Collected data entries
╭──
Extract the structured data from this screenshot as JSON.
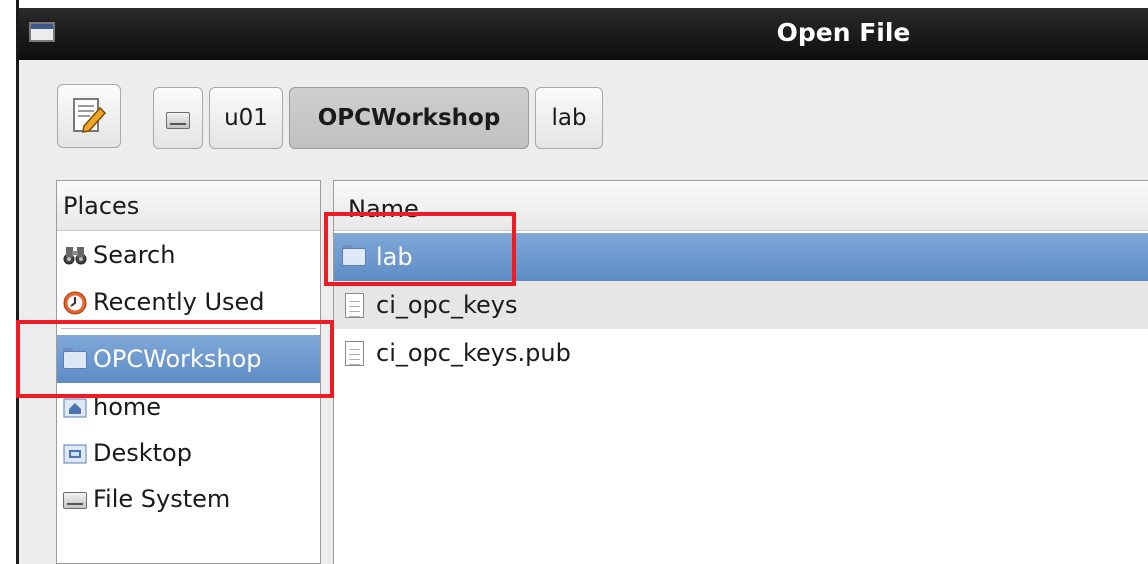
{
  "window": {
    "title": "Open File"
  },
  "pathbar": {
    "crumbs": [
      "u01",
      "OPCWorkshop",
      "lab"
    ],
    "active_crumb": "OPCWorkshop"
  },
  "places": {
    "header": "Places",
    "items": [
      {
        "label": "Search",
        "icon": "binoculars-icon"
      },
      {
        "label": "Recently Used",
        "icon": "clock-icon"
      },
      {
        "label": "OPCWorkshop",
        "icon": "folder-icon",
        "selected": true
      },
      {
        "label": "home",
        "icon": "home-folder-icon"
      },
      {
        "label": "Desktop",
        "icon": "desktop-folder-icon"
      },
      {
        "label": "File System",
        "icon": "drive-icon"
      }
    ]
  },
  "files": {
    "header": "Name",
    "rows": [
      {
        "name": "lab",
        "icon": "folder-icon",
        "selected": true
      },
      {
        "name": "ci_opc_keys",
        "icon": "document-icon"
      },
      {
        "name": "ci_opc_keys.pub",
        "icon": "document-icon"
      }
    ]
  },
  "colors": {
    "highlight": "#ee1c25",
    "selection": "#6f9ad0",
    "titlebar": "#1a1a1a"
  }
}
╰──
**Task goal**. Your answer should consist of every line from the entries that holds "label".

**Response to this task**.
        "label": "Search",
        "label": "Recently Used",
        "label": "OPCWorkshop",
        "label": "home",
        "label": "Desktop",
        "label": "File System",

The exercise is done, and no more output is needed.